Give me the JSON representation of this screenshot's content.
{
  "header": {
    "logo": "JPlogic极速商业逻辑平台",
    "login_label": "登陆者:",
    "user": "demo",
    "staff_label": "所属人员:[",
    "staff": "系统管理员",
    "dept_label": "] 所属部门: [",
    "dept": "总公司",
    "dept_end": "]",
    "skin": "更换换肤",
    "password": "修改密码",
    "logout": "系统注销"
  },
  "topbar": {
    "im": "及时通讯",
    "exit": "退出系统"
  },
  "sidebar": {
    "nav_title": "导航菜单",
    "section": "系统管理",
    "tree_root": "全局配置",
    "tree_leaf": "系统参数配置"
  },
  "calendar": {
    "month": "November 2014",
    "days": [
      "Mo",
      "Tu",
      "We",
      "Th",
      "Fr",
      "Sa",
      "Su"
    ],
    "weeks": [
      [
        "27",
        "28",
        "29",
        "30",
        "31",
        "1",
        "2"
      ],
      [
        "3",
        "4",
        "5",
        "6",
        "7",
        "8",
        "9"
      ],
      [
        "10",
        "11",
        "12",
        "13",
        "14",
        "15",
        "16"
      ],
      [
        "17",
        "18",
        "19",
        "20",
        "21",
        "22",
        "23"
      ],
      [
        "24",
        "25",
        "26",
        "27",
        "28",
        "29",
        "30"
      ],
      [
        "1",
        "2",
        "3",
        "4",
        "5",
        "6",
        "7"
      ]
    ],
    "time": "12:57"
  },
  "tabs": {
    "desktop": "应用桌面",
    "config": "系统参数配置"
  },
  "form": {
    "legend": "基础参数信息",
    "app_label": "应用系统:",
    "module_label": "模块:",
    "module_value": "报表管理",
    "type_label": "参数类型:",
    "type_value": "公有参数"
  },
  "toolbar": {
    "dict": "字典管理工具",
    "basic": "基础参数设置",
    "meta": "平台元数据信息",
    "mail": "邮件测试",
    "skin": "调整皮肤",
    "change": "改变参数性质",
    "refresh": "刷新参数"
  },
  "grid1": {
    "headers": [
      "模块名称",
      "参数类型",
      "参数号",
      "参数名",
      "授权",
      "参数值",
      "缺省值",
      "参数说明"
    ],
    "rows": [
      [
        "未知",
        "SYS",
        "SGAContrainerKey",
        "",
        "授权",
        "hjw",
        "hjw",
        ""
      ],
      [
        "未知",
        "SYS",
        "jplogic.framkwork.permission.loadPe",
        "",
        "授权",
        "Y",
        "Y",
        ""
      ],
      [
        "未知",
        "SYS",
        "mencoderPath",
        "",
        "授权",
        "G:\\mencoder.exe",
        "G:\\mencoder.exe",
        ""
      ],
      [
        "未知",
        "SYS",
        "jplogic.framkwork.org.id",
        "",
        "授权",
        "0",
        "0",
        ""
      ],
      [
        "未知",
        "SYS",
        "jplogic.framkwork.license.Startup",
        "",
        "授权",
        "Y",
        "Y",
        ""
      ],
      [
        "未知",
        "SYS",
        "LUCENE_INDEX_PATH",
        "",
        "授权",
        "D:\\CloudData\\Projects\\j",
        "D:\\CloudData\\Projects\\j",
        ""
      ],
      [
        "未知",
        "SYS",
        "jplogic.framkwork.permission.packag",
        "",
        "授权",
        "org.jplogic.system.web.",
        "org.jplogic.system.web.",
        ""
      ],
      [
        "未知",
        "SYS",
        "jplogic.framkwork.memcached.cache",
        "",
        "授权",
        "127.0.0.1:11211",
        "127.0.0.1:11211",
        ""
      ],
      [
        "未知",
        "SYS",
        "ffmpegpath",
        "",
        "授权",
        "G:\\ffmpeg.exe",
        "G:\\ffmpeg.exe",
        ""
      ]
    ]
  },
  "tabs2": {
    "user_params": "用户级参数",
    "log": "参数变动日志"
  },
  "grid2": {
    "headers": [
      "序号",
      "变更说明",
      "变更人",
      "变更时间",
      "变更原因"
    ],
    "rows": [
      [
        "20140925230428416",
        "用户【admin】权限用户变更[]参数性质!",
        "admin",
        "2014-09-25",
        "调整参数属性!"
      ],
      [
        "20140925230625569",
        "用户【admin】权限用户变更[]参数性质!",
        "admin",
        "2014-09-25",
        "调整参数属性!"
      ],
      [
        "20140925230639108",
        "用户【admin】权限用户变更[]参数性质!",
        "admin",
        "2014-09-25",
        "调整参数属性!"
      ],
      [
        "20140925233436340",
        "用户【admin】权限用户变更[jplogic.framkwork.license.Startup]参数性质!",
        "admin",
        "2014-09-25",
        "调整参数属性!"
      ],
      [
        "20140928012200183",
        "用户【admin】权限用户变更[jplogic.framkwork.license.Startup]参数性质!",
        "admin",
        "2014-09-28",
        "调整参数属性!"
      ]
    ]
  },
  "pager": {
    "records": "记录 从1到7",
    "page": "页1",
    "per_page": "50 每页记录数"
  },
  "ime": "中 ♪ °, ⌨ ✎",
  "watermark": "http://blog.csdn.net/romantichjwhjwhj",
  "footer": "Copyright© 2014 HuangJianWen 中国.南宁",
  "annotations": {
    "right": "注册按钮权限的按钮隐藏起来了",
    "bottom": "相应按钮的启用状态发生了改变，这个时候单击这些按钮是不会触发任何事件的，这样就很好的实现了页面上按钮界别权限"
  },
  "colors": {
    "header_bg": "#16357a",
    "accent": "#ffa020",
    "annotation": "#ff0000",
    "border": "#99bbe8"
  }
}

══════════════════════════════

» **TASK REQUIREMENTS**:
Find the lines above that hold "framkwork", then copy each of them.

» **ANSWER FOR THIS EXERCISE**:
        "jplogic.framkwork.permission.loadPe",
        "jplogic.framkwork.org.id",
        "jplogic.framkwork.license.Startup",
        "jplogic.framkwork.permission.packag",
        "jplogic.framkwork.memcached.cache",
        "用户【admin】权限用户变更[jplogic.framkwork.license.Startup]参数性质!",
        "用户【admin】权限用户变更[jplogic.framkwork.license.Startup]参数性质!",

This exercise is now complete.